- _Task instructions_
Your answer should repeat every line of the records below in which the word "JUAN" appears.

- _Dataset excerpts_
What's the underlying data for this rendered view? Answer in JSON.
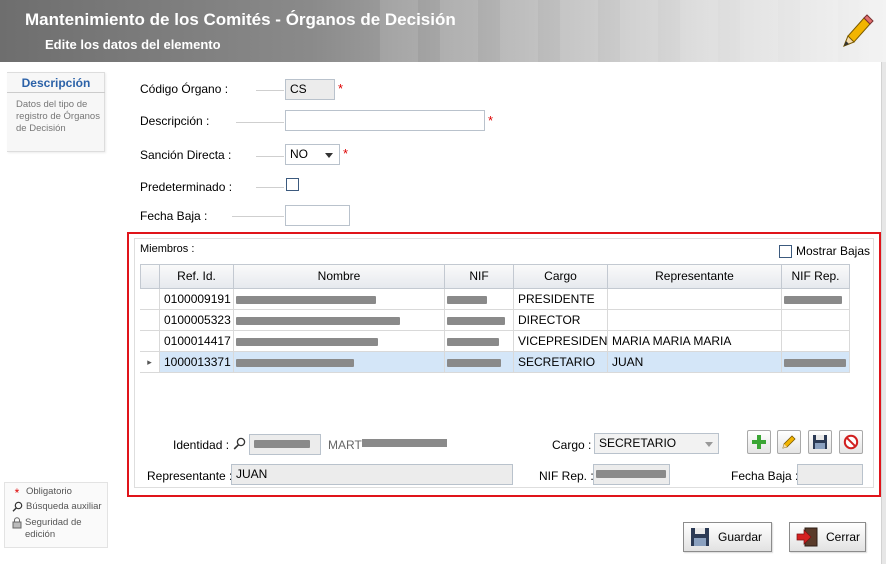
{
  "header": {
    "title": "Mantenimiento de los Comités - Órganos de Decisión",
    "subtitle": "Edite los datos del elemento"
  },
  "side": {
    "tab_title": "Descripción",
    "tab_desc": "Datos del tipo de registro de Órganos de Decisión"
  },
  "legend": {
    "required": "Obligatorio",
    "search": "Búsqueda auxiliar",
    "security": "Seguridad de edición"
  },
  "form": {
    "codigo_label": "Código Órgano :",
    "codigo_value": "CS",
    "descripcion_label": "Descripción :",
    "descripcion_value": "",
    "sancion_label": "Sanción Directa :",
    "sancion_value": "NO",
    "predeterminado_label": "Predeterminado :",
    "fecha_baja_label": "Fecha Baja :",
    "fecha_baja_value": "",
    "required_mark": "*"
  },
  "miembros": {
    "label": "Miembros :",
    "mostrar_bajas_label": "Mostrar Bajas",
    "columns": [
      "Ref. Id.",
      "Nombre",
      "NIF",
      "Cargo",
      "Representante",
      "NIF Rep."
    ],
    "rows": [
      {
        "ref": "0100009191",
        "cargo": "PRESIDENTE",
        "representante": ""
      },
      {
        "ref": "0100005323",
        "cargo": "DIRECTOR",
        "representante": ""
      },
      {
        "ref": "0100014417",
        "cargo": "VICEPRESIDENTE",
        "representante": "MARIA MARIA MARIA"
      },
      {
        "ref": "1000013371",
        "cargo": "SECRETARIO",
        "representante": "JUAN"
      }
    ],
    "selected_row_marker": "▸"
  },
  "detail": {
    "identidad_label": "Identidad :",
    "nombre_prefix": "MART",
    "cargo_label": "Cargo :",
    "cargo_value": "SECRETARIO",
    "representante_label": "Representante :",
    "representante_value": "JUAN",
    "nif_rep_label": "NIF Rep. :",
    "fecha_baja_label": "Fecha Baja :",
    "fecha_baja_value": ""
  },
  "buttons": {
    "guardar": "Guardar",
    "cerrar": "Cerrar"
  }
}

- _Expected answer_
        "representante": "JUAN"
    "representante_value": "JUAN",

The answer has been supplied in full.